**Work order:** The answer must be an exact copy of the records, with every picture left out.

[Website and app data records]

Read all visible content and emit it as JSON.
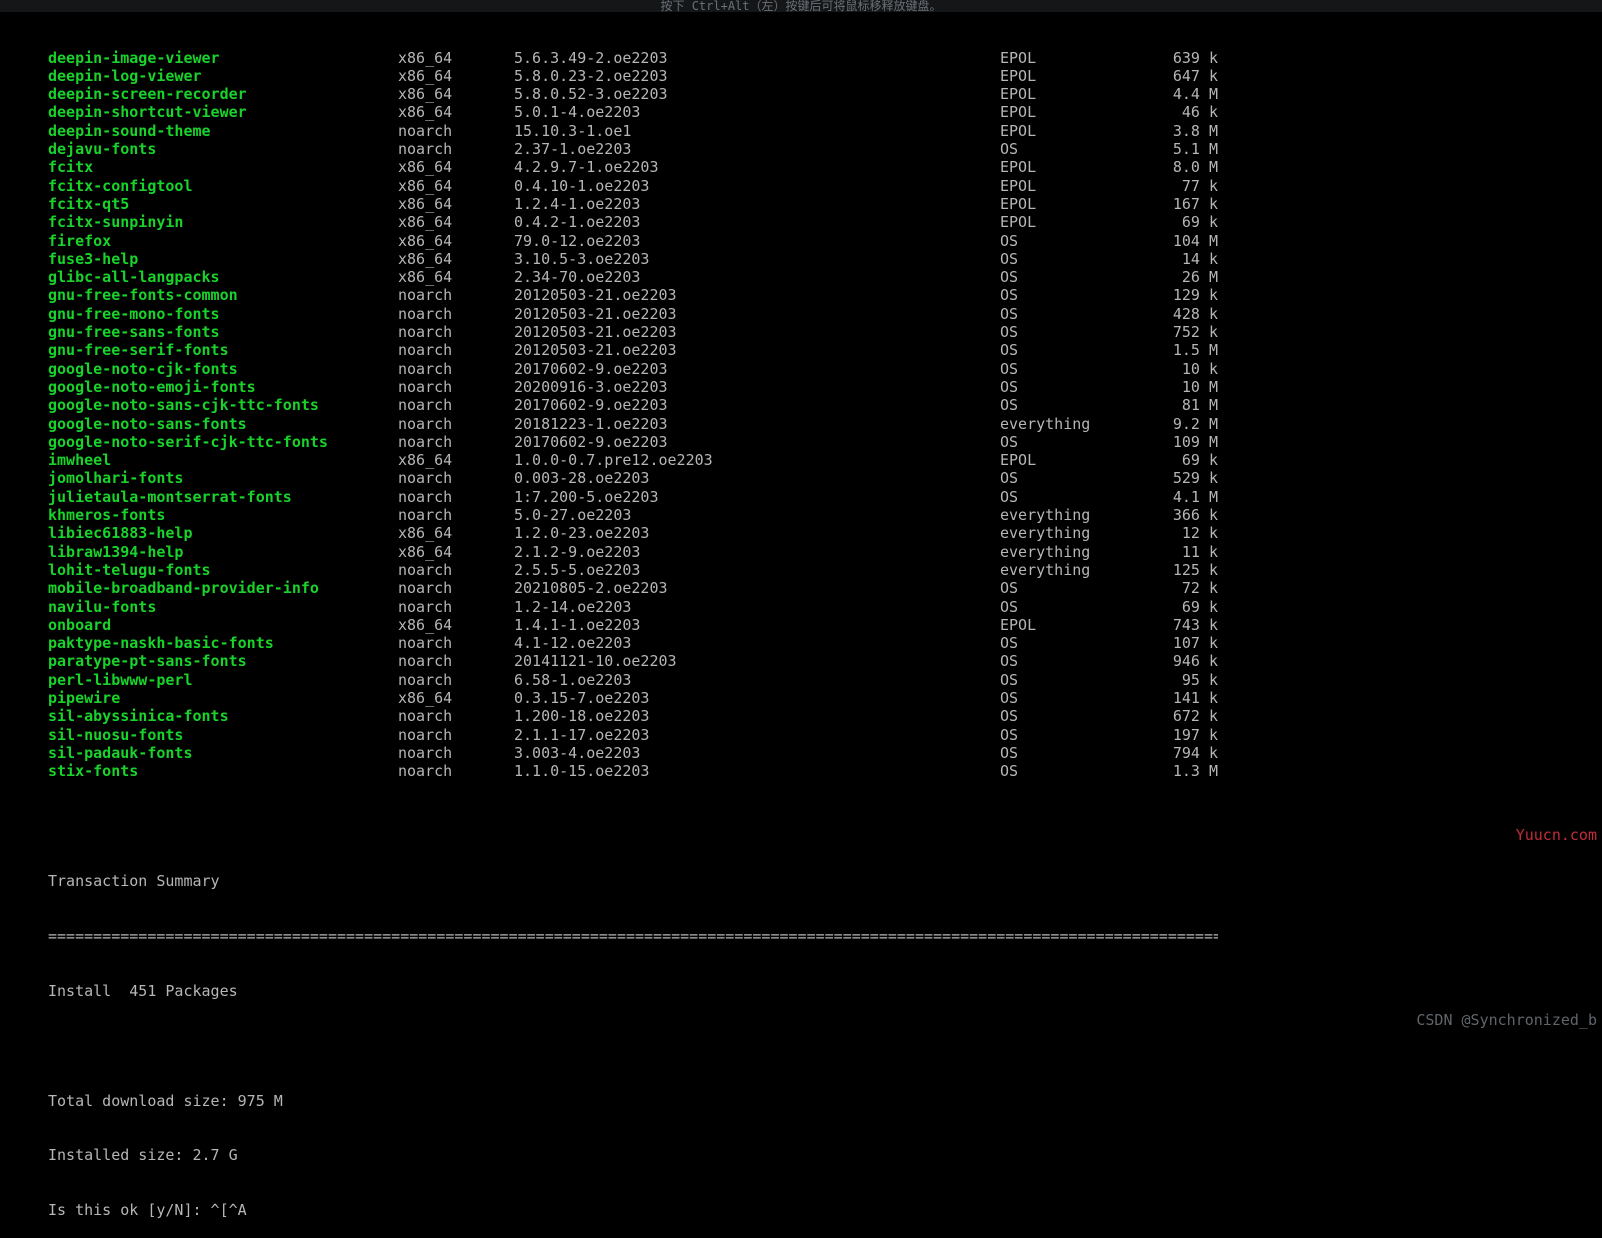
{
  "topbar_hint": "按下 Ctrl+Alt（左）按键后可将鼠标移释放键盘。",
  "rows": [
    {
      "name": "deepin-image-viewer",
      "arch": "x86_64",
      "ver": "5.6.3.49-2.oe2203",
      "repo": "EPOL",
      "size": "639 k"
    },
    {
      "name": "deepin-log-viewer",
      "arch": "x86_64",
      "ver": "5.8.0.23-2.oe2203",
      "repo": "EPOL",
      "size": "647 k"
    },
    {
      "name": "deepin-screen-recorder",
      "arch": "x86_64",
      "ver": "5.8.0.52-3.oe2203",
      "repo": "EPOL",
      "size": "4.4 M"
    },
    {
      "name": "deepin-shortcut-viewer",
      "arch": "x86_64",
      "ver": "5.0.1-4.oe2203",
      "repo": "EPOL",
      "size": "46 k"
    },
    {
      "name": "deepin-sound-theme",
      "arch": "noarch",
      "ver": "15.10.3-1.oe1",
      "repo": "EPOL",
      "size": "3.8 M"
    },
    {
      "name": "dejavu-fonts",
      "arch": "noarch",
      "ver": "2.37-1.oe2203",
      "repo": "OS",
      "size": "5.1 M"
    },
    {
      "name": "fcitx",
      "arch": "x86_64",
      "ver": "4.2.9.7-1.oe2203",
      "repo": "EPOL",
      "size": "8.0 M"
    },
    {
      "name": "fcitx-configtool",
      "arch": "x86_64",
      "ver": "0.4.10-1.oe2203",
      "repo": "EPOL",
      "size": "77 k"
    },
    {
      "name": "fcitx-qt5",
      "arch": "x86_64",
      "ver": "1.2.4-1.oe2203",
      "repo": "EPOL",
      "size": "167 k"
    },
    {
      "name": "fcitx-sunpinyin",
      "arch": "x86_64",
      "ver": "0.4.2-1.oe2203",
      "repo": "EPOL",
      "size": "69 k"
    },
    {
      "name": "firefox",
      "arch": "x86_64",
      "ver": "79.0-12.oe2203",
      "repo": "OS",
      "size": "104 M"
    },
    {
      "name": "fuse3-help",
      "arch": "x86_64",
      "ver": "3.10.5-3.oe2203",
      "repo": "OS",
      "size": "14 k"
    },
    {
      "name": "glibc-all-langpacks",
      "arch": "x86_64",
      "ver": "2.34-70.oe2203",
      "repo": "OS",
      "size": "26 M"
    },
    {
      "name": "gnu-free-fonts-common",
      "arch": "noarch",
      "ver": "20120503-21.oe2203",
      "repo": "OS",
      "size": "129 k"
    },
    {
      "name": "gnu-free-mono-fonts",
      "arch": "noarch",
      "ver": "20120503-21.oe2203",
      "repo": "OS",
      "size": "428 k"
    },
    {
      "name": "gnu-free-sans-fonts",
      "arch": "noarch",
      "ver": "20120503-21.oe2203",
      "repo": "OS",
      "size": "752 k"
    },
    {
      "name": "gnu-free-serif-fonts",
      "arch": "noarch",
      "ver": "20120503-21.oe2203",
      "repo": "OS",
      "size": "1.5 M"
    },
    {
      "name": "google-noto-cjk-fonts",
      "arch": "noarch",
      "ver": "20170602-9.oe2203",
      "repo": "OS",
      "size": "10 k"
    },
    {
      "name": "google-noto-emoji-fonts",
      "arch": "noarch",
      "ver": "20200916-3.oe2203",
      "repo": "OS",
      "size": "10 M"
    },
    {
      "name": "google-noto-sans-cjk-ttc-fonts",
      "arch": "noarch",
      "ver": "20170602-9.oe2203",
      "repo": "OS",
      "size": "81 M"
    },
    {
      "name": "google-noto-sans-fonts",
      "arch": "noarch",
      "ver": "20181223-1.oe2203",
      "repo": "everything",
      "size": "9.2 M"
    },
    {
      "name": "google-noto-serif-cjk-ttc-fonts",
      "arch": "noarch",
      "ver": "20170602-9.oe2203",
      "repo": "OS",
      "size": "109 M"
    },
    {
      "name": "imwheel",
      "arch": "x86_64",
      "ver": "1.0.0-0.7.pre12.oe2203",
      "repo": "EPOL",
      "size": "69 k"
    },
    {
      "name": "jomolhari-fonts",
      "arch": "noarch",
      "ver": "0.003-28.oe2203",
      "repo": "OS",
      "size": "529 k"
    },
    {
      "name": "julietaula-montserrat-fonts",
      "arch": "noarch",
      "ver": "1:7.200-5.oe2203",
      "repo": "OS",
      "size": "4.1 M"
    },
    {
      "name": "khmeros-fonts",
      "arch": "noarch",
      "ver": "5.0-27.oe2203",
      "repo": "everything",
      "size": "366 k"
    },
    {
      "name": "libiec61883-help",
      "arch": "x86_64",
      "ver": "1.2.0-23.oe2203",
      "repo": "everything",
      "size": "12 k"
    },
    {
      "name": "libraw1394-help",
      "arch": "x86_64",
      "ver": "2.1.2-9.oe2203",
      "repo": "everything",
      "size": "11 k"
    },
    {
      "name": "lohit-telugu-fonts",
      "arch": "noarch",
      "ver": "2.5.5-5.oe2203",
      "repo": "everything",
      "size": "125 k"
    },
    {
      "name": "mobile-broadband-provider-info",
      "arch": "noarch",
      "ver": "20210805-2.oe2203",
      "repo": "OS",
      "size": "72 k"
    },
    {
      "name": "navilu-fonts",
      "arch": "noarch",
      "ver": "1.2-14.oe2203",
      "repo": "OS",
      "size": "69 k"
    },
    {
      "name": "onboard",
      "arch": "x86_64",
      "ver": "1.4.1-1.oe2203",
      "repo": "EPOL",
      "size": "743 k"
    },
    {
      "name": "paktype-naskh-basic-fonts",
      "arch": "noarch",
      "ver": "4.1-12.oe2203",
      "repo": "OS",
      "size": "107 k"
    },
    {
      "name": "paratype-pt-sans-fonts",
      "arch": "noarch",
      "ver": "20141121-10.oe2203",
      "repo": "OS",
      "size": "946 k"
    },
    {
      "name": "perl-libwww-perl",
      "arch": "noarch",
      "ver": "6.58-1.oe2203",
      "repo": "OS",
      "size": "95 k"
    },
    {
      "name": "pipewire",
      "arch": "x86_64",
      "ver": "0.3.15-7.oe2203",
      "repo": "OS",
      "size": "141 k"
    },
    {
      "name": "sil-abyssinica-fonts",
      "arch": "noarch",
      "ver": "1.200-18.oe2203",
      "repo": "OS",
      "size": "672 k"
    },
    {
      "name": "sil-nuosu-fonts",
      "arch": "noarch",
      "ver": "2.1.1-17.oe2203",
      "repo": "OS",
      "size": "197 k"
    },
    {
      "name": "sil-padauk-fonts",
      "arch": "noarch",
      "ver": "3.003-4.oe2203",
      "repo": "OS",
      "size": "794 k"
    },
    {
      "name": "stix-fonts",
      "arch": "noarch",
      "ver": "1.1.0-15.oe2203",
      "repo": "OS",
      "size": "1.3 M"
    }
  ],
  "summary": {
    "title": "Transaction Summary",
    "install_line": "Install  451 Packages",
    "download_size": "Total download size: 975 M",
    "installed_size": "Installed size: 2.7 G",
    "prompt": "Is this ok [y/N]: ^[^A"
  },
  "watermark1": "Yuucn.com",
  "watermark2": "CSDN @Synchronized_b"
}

**Finished task:**
Read all visible content and emit it as JSON.
{
  "topbar_hint": "按下 Ctrl+Alt（左）按键后可将鼠标移释放键盘。",
  "rows": [
    {
      "name": "deepin-image-viewer",
      "arch": "x86_64",
      "ver": "5.6.3.49-2.oe2203",
      "repo": "EPOL",
      "size": "639 k"
    },
    {
      "name": "deepin-log-viewer",
      "arch": "x86_64",
      "ver": "5.8.0.23-2.oe2203",
      "repo": "EPOL",
      "size": "647 k"
    },
    {
      "name": "deepin-screen-recorder",
      "arch": "x86_64",
      "ver": "5.8.0.52-3.oe2203",
      "repo": "EPOL",
      "size": "4.4 M"
    },
    {
      "name": "deepin-shortcut-viewer",
      "arch": "x86_64",
      "ver": "5.0.1-4.oe2203",
      "repo": "EPOL",
      "size": "46 k"
    },
    {
      "name": "deepin-sound-theme",
      "arch": "noarch",
      "ver": "15.10.3-1.oe1",
      "repo": "EPOL",
      "size": "3.8 M"
    },
    {
      "name": "dejavu-fonts",
      "arch": "noarch",
      "ver": "2.37-1.oe2203",
      "repo": "OS",
      "size": "5.1 M"
    },
    {
      "name": "fcitx",
      "arch": "x86_64",
      "ver": "4.2.9.7-1.oe2203",
      "repo": "EPOL",
      "size": "8.0 M"
    },
    {
      "name": "fcitx-configtool",
      "arch": "x86_64",
      "ver": "0.4.10-1.oe2203",
      "repo": "EPOL",
      "size": "77 k"
    },
    {
      "name": "fcitx-qt5",
      "arch": "x86_64",
      "ver": "1.2.4-1.oe2203",
      "repo": "EPOL",
      "size": "167 k"
    },
    {
      "name": "fcitx-sunpinyin",
      "arch": "x86_64",
      "ver": "0.4.2-1.oe2203",
      "repo": "EPOL",
      "size": "69 k"
    },
    {
      "name": "firefox",
      "arch": "x86_64",
      "ver": "79.0-12.oe2203",
      "repo": "OS",
      "size": "104 M"
    },
    {
      "name": "fuse3-help",
      "arch": "x86_64",
      "ver": "3.10.5-3.oe2203",
      "repo": "OS",
      "size": "14 k"
    },
    {
      "name": "glibc-all-langpacks",
      "arch": "x86_64",
      "ver": "2.34-70.oe2203",
      "repo": "OS",
      "size": "26 M"
    },
    {
      "name": "gnu-free-fonts-common",
      "arch": "noarch",
      "ver": "20120503-21.oe2203",
      "repo": "OS",
      "size": "129 k"
    },
    {
      "name": "gnu-free-mono-fonts",
      "arch": "noarch",
      "ver": "20120503-21.oe2203",
      "repo": "OS",
      "size": "428 k"
    },
    {
      "name": "gnu-free-sans-fonts",
      "arch": "noarch",
      "ver": "20120503-21.oe2203",
      "repo": "OS",
      "size": "752 k"
    },
    {
      "name": "gnu-free-serif-fonts",
      "arch": "noarch",
      "ver": "20120503-21.oe2203",
      "repo": "OS",
      "size": "1.5 M"
    },
    {
      "name": "google-noto-cjk-fonts",
      "arch": "noarch",
      "ver": "20170602-9.oe2203",
      "repo": "OS",
      "size": "10 k"
    },
    {
      "name": "google-noto-emoji-fonts",
      "arch": "noarch",
      "ver": "20200916-3.oe2203",
      "repo": "OS",
      "size": "10 M"
    },
    {
      "name": "google-noto-sans-cjk-ttc-fonts",
      "arch": "noarch",
      "ver": "20170602-9.oe2203",
      "repo": "OS",
      "size": "81 M"
    },
    {
      "name": "google-noto-sans-fonts",
      "arch": "noarch",
      "ver": "20181223-1.oe2203",
      "repo": "everything",
      "size": "9.2 M"
    },
    {
      "name": "google-noto-serif-cjk-ttc-fonts",
      "arch": "noarch",
      "ver": "20170602-9.oe2203",
      "repo": "OS",
      "size": "109 M"
    },
    {
      "name": "imwheel",
      "arch": "x86_64",
      "ver": "1.0.0-0.7.pre12.oe2203",
      "repo": "EPOL",
      "size": "69 k"
    },
    {
      "name": "jomolhari-fonts",
      "arch": "noarch",
      "ver": "0.003-28.oe2203",
      "repo": "OS",
      "size": "529 k"
    },
    {
      "name": "julietaula-montserrat-fonts",
      "arch": "noarch",
      "ver": "1:7.200-5.oe2203",
      "repo": "OS",
      "size": "4.1 M"
    },
    {
      "name": "khmeros-fonts",
      "arch": "noarch",
      "ver": "5.0-27.oe2203",
      "repo": "everything",
      "size": "366 k"
    },
    {
      "name": "libiec61883-help",
      "arch": "x86_64",
      "ver": "1.2.0-23.oe2203",
      "repo": "everything",
      "size": "12 k"
    },
    {
      "name": "libraw1394-help",
      "arch": "x86_64",
      "ver": "2.1.2-9.oe2203",
      "repo": "everything",
      "size": "11 k"
    },
    {
      "name": "lohit-telugu-fonts",
      "arch": "noarch",
      "ver": "2.5.5-5.oe2203",
      "repo": "everything",
      "size": "125 k"
    },
    {
      "name": "mobile-broadband-provider-info",
      "arch": "noarch",
      "ver": "20210805-2.oe2203",
      "repo": "OS",
      "size": "72 k"
    },
    {
      "name": "navilu-fonts",
      "arch": "noarch",
      "ver": "1.2-14.oe2203",
      "repo": "OS",
      "size": "69 k"
    },
    {
      "name": "onboard",
      "arch": "x86_64",
      "ver": "1.4.1-1.oe2203",
      "repo": "EPOL",
      "size": "743 k"
    },
    {
      "name": "paktype-naskh-basic-fonts",
      "arch": "noarch",
      "ver": "4.1-12.oe2203",
      "repo": "OS",
      "size": "107 k"
    },
    {
      "name": "paratype-pt-sans-fonts",
      "arch": "noarch",
      "ver": "20141121-10.oe2203",
      "repo": "OS",
      "size": "946 k"
    },
    {
      "name": "perl-libwww-perl",
      "arch": "noarch",
      "ver": "6.58-1.oe2203",
      "repo": "OS",
      "size": "95 k"
    },
    {
      "name": "pipewire",
      "arch": "x86_64",
      "ver": "0.3.15-7.oe2203",
      "repo": "OS",
      "size": "141 k"
    },
    {
      "name": "sil-abyssinica-fonts",
      "arch": "noarch",
      "ver": "1.200-18.oe2203",
      "repo": "OS",
      "size": "672 k"
    },
    {
      "name": "sil-nuosu-fonts",
      "arch": "noarch",
      "ver": "2.1.1-17.oe2203",
      "repo": "OS",
      "size": "197 k"
    },
    {
      "name": "sil-padauk-fonts",
      "arch": "noarch",
      "ver": "3.003-4.oe2203",
      "repo": "OS",
      "size": "794 k"
    },
    {
      "name": "stix-fonts",
      "arch": "noarch",
      "ver": "1.1.0-15.oe2203",
      "repo": "OS",
      "size": "1.3 M"
    }
  ],
  "summary": {
    "title": "Transaction Summary",
    "install_line": "Install  451 Packages",
    "download_size": "Total download size: 975 M",
    "installed_size": "Installed size: 2.7 G",
    "prompt": "Is this ok [y/N]: ^[^A"
  },
  "watermark1": "Yuucn.com",
  "watermark2": "CSDN @Synchronized_b"
}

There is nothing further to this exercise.